• ASSIGNMENT: Write each line exactly as it stands, from the line containing "Decode this image" through the end of the data.

• DATASET EXCERPTS:
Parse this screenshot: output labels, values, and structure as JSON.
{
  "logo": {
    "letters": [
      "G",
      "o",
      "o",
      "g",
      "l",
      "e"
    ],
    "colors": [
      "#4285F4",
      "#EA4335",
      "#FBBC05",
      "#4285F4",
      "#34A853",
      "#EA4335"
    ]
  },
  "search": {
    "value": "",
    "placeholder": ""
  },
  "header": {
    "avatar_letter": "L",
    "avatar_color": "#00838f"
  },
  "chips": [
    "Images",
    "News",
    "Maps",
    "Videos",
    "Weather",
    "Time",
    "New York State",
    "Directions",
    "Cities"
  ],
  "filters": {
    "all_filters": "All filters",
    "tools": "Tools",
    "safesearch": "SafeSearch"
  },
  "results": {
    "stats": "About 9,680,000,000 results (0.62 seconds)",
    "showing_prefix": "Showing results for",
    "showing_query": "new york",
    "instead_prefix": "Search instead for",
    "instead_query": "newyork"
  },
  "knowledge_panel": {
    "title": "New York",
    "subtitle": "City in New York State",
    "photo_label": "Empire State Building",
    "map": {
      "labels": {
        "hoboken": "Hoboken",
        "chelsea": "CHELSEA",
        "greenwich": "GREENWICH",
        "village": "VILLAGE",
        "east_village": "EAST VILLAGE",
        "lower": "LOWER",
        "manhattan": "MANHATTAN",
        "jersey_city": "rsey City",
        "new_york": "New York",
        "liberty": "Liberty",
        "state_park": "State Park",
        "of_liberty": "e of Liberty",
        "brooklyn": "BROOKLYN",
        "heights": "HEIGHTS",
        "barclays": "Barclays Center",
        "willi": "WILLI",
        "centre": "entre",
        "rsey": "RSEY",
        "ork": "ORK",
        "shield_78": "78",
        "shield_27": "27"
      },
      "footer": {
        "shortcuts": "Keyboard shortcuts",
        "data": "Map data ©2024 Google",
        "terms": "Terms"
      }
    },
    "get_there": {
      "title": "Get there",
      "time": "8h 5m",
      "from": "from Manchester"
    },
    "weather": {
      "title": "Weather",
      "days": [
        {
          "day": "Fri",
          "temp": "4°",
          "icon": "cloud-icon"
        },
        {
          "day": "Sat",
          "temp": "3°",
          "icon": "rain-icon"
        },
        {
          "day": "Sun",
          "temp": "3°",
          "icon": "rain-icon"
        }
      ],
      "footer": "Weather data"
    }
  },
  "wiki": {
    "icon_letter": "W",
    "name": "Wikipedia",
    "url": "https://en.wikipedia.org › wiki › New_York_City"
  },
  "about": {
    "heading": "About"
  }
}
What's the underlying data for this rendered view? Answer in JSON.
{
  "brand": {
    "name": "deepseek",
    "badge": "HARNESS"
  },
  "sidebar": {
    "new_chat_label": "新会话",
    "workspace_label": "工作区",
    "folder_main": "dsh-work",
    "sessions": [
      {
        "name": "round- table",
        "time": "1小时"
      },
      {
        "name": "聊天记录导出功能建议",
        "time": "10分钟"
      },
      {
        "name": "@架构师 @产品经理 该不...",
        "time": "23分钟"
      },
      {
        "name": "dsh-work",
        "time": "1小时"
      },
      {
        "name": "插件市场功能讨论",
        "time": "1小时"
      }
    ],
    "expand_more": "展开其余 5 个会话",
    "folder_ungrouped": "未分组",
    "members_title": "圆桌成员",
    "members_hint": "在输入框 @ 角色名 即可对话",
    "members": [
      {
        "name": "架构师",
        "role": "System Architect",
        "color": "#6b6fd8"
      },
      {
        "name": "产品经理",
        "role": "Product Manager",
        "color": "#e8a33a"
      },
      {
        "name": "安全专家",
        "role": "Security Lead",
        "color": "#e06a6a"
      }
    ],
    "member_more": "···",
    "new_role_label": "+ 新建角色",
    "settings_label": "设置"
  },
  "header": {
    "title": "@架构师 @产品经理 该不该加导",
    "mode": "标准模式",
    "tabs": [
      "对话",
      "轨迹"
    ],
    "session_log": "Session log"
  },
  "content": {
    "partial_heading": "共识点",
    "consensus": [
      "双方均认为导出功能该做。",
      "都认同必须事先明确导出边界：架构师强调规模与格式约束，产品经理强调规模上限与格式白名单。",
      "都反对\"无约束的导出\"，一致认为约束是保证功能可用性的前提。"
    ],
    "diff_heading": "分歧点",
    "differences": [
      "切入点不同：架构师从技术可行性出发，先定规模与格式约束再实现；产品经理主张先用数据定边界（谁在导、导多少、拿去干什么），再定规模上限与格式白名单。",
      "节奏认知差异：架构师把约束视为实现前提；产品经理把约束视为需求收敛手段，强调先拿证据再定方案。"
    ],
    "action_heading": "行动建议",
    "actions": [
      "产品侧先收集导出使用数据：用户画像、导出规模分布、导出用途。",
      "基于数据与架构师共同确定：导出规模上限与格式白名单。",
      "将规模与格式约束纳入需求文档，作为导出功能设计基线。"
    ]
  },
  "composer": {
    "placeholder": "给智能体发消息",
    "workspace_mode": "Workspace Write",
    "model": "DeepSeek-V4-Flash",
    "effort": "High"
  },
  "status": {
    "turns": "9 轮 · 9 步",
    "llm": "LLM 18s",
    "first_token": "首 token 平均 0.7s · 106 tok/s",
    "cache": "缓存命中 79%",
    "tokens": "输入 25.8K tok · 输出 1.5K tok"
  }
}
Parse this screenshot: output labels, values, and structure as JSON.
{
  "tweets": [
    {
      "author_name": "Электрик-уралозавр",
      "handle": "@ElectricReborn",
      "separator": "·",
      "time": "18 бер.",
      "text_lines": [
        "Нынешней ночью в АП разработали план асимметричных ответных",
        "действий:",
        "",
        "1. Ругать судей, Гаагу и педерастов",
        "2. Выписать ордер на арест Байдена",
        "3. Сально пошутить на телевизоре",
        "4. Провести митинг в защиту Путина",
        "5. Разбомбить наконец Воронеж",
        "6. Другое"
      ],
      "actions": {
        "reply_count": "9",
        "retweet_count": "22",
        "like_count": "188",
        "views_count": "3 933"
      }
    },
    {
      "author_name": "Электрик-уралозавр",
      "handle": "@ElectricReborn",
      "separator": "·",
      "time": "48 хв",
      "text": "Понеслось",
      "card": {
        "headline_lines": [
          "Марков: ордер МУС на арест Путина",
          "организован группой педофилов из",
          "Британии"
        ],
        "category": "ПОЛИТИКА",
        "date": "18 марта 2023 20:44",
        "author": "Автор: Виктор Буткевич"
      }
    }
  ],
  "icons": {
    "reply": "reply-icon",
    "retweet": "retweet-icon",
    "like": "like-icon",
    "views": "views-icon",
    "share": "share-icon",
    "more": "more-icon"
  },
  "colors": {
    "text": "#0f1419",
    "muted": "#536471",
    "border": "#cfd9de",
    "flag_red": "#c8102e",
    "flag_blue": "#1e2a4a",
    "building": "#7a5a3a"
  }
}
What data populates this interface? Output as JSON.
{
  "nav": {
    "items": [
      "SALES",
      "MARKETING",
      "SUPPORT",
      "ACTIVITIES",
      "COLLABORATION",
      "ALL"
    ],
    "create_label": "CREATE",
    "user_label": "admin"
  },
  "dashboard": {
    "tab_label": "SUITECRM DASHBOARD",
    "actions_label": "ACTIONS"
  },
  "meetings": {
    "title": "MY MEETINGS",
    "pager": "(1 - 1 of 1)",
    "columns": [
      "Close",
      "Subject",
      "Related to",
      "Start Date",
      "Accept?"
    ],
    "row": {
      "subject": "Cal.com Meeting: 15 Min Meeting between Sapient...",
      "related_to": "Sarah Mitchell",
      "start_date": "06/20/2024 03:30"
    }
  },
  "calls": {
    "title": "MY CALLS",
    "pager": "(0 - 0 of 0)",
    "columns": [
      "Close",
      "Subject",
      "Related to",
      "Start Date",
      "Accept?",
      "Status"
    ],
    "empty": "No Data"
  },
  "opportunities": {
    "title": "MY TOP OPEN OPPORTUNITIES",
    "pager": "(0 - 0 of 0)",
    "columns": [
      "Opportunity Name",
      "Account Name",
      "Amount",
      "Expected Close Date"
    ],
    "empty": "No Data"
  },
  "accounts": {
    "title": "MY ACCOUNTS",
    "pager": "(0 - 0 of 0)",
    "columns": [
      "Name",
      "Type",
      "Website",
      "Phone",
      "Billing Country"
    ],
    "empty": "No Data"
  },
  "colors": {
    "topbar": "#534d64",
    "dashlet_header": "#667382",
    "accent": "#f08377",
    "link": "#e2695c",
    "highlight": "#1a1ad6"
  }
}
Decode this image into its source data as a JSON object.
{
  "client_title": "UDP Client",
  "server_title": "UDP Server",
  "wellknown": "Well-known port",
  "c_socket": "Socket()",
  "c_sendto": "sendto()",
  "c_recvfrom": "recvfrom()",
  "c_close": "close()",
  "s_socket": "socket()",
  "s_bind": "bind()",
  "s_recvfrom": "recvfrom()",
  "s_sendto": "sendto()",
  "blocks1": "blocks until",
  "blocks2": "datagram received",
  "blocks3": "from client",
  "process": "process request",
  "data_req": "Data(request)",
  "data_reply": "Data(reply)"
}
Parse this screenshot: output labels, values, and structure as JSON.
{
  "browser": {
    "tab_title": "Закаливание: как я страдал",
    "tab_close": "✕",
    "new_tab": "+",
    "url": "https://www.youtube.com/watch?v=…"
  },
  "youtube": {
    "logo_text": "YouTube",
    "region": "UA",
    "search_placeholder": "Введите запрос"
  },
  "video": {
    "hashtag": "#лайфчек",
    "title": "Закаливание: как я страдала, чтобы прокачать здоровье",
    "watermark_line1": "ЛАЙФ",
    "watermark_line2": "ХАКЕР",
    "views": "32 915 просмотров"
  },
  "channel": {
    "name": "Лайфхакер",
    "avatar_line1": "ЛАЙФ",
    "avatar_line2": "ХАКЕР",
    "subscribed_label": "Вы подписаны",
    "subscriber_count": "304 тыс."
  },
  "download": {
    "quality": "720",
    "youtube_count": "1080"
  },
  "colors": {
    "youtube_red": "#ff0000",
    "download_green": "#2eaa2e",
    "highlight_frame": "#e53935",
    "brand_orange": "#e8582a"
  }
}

• RESULT FOR THIS TASK:
Decode this image into its source data as a JSON object.
{
  "client_title": "UDP Client",
  "server_title": "UDP Server",
  "wellknown": "Well-known port",
  "c_socket": "Socket()",
  "c_sendto": "sendto()",
  "c_recvfrom": "recvfrom()",
  "c_close": "close()",
  "s_socket": "socket()",
  "s_bind": "bind()",
  "s_recvfrom": "recvfrom()",
  "s_sendto": "sendto()",
  "blocks1": "blocks until",
  "blocks2": "datagram received",
  "blocks3": "from client",
  "process": "process request",
  "data_req": "Data(request)",
  "data_reply": "Data(reply)"
}
Parse this screenshot: output labels, values, and structure as JSON.
{
  "browser": {
    "tab_title": "Закаливание: как я страдал",
    "tab_close": "✕",
    "new_tab": "+",
    "url": "https://www.youtube.com/watch?v=…"
  },
  "youtube": {
    "logo_text": "YouTube",
    "region": "UA",
    "search_placeholder": "Введите запрос"
  },
  "video": {
    "hashtag": "#лайфчек",
    "title": "Закаливание: как я страдала, чтобы прокачать здоровье",
    "watermark_line1": "ЛАЙФ",
    "watermark_line2": "ХАКЕР",
    "views": "32 915 просмотров"
  },
  "channel": {
    "name": "Лайфхакер",
    "avatar_line1": "ЛАЙФ",
    "avatar_line2": "ХАКЕР",
    "subscribed_label": "Вы подписаны",
    "subscriber_count": "304 тыс."
  },
  "download": {
    "quality": "720",
    "youtube_count": "1080"
  },
  "colors": {
    "youtube_red": "#ff0000",
    "download_green": "#2eaa2e",
    "highlight_frame": "#e53935",
    "brand_orange": "#e8582a"
  }
}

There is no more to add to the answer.